Title 1: Republican House Majority Whip Introduces CBDC Anti-Surveillance State Act to Protect Financial Privacy
Title 2: Tom Emmer Fights against the Digital Dollar to Safeguard Americans’ Financial Privacy
The CBDC Anti-Surveillance State Act, first filed by Republican House Majority Whip Tom Emmer in late February, has been reintroduced in an effort to prevent the United States from issuing a digital dollar. Emmer believes that a government digital currency, if not designed to emulate cash, would dismantle Americans’ right to financial privacy and empower the Administrative State. To combat this, Emmer is determined to ensure that it doesn’t happen.
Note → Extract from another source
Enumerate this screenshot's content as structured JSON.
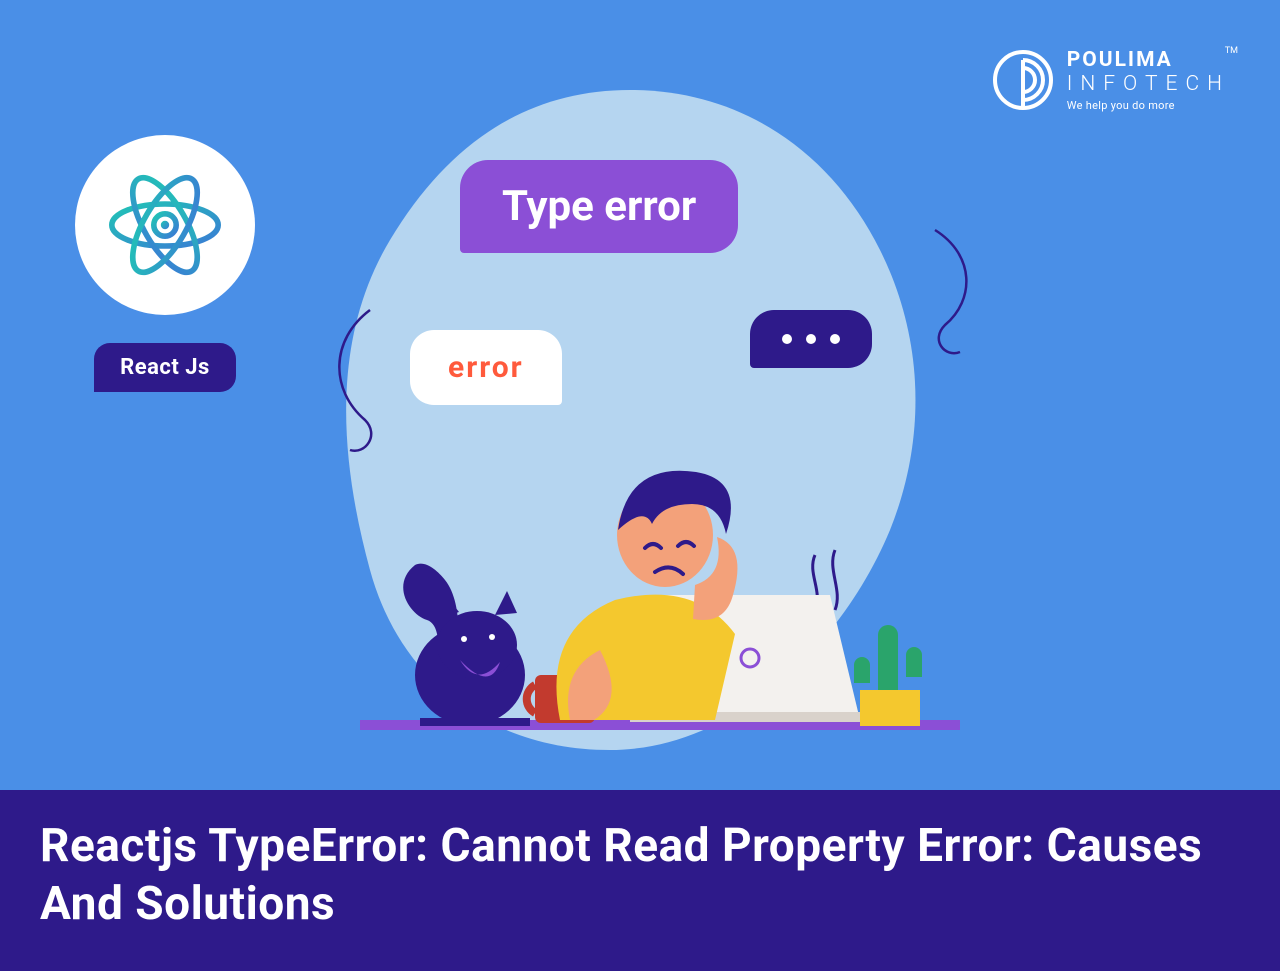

The legislation proposed earlier sought to prohibit the U.S. Federal Reserve from directly issuing a central bank digital currency (CBDC) to individuals. The reintroduced bill by Emmer includes two key differences from the original. Firstly, it introduces a new section that bans “intermediate CBDCs” issued by the Fed but managed by retail banks and other financial institutions. This type of scheme resembles China’s controversial digital yuan, which has faced criticism for its potential risks to financial privacy and government overreach.
Secondly, the new bill removes the requirement for the Federal Reserve to report to Congress on any potential CBDC pilot programs. Emmer explained that this amendment aims to narrow down the focus of the bill. The updated legislation has garnered support from 49 Republican co-sponsors, highlighting the diverse range of views held by politicians regarding digital currencies.
Notably, Emmer’s efforts have faced opposition from Democrats who have generally taken an anti-crypto stance. However, Emmer has previously claimed that some of his Democratic peers privately support his CBDC bill but are hesitant to admit it publicly due to political optics. Despite differing opinions on digital currencies, Emmer remains steadfast in his belief that a CBDC should be open, permissionless, and private, just like cash. He argues that anything less would render it a CCP-style surveillance tool that could be exploited to oppress the American way of life.
In conclusion, Republican House Majority Whip Tom Emmer is actively championing the CBDC Anti-Surveillance State Act as a means to protect Americans’ financial privacy. He aims to prevent the issuance of a digital dollar that could potentially infringe upon individuals’ rights and enable government surveillance. Emmer’s efforts reflect the ongoing debates surrounding digital currencies and highlight the contrasting viewpoints held by politicians in Washington D.C.